Rather than adding a bunch of comments to the existing proposal, I'm going to add an
alternative scope proposal
The community should cover Unix-like operating systems, but only to the extent that the Unix-like portions are what the question is about.
This uses "Unix-like operating systems" to refer collectively to such diverse systems as Linux (including both the kernel proper, typical general-purpose userlands such as GNU, and distribution-specific idiosyncrasies), the various *BSDs, Mac OS X, Windows Subsystem for Linux, Cygwin, the various proprietary UNIXes, and other operating systems and environments that operate similarly from a user (including system administrator) perspective.
- Questions about installation, configuration, usage, administration, troubleshooting and repair of the Unix-like portions of Unix-like operating systems.
- Questions about system startup of Unix-like operating systems, including configuration and error recovery thereof. (Editor's note: this includes, but is not limited to, Grub as a bootloader; it could also include, say, LILO or Syslinux. It can also include kernel initialization and system bootstrapping; asking about, say, root file system pivoting during the Linux boot process would fall into this category.)
- Questions about performing, scripting and automating tasks using tools commonly used for such purposes on Unix-like operating systems.
- Questions about how to accomplish a task in a GUI that can run on more than one Unix-like operating system. (Editor's note: the latter criteria excludes "how do I do X on Android?" or "how do I do Y using the OS X GUI?" because, while those are GUIs running on top of a Unix-like foundation, the GUIs are specific to those OSes and are therefore more of defining features of those specific OSes than of Unix-like operating systems in general. Questions about how to accomplish a task in a distribution-centric way on a Unix-like operating system, such as "how do I configure Z on Ubuntu?" are allowed under the "distribution-specific idiosyncrasies" allowance as long as the GUI itself can run on more than one Unix-like operating system.)

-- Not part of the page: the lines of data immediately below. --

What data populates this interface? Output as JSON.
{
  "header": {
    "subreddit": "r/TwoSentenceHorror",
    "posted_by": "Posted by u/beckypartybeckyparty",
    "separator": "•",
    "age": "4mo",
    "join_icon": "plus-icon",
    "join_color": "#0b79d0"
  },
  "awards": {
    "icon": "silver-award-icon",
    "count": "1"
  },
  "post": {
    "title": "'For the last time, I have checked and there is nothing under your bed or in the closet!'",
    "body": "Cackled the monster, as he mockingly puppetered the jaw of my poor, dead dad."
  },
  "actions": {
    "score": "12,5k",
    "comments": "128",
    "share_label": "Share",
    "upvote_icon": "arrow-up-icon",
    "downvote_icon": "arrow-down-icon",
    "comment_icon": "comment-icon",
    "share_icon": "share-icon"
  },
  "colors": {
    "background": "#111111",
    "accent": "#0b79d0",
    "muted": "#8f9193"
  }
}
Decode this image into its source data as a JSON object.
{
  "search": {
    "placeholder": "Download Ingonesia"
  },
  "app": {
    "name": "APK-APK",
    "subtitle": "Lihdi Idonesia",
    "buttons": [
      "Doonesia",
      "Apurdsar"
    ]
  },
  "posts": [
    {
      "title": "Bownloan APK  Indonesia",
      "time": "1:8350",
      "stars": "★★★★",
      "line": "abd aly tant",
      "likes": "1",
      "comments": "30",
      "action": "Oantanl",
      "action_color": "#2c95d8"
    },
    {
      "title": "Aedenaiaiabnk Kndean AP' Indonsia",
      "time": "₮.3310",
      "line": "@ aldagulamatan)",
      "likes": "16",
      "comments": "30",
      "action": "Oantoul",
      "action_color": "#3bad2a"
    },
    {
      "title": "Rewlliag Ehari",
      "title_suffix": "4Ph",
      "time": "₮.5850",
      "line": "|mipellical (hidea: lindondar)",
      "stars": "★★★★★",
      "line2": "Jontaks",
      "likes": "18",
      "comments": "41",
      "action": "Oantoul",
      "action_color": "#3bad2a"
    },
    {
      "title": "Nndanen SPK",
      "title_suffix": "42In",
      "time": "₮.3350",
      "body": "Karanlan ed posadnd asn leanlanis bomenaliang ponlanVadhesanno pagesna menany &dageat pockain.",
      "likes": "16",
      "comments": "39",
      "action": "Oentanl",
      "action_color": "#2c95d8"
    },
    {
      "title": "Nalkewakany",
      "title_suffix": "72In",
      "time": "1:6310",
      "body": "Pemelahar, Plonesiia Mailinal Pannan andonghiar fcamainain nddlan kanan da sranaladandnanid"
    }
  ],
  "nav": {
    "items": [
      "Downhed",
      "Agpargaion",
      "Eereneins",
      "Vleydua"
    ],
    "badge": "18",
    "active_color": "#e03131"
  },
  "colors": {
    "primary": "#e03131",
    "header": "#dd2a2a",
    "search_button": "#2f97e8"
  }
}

- Questions about the history of Unix-like operating systems, including historical implementations.
- Software development in a more general sense, even for software intended to run on a Unix-like operating system (should go on Software Development instead).
- For Unix-like environments running within other operating systems (such as Cygwin, WSL, or the terminal in Mac OS X), questions relating solely to the operating system hosting the Unix-like environment, unless that is itself Unix-like. (Editor's note: the last exception allows for example questions about hosting of containers, namespaces and jails, where a Unix-like environment operates within another Unix-like environment, possibly constrained in some manner by the outer environment.)
- General software usage questions that are unrelated to the operating system; it's not enough to add "when run on insert-favorite-*nix-here" to make "how do I draw a rectangle in LibreOffice Draw?" on-topic.
- Software recommendations; ask how to accomplish a defined task, not which tool to use to accomplish a task.
There are going to be some issues defining which exact task-automation questions fall within or outside of the community's scope, no matter the delineation, simply because in some sense, task automation is what all software development is all about. My intent in the bullet point on performing, scripting and automating tasks is to cover typical usage of a shell, including shell scripting (after all, nothing particularly magical happens because commands are placed in a file instead of typed manually at a terminal), while excluding development of larger-scale software.
As for the suggestion that configuring the boot sequence is on-topic but configuring an Apache web server is off topic, I'm torn on the issue. Near one extreme, "how do I configure LibreOffice to include my name in documents I save?" clearly has nothing to do with anything Unix-like, even though LibreOffice can run on Unix-like OSes; somewhere close to the other extreme, "how do I configure my insert-favorite-*nix-here system to not activate the kernel-implemented system facility XYZ during the boot process?" would pretty clearly be on topic; but there are quite fine lines between questions like "how do I configure Apache to do X without intervention during FreeBSD system boot?", "how do I configure the OpenIndiana NFS subsystem to export the Y file system automatically once it becomes available?" and "how do I configure the DHCP client daemon to do Z during Debian system boot?". Personally, I would be inclined to go for a slightly more permissive stance at first and revisit the issue later if it becomes a problem.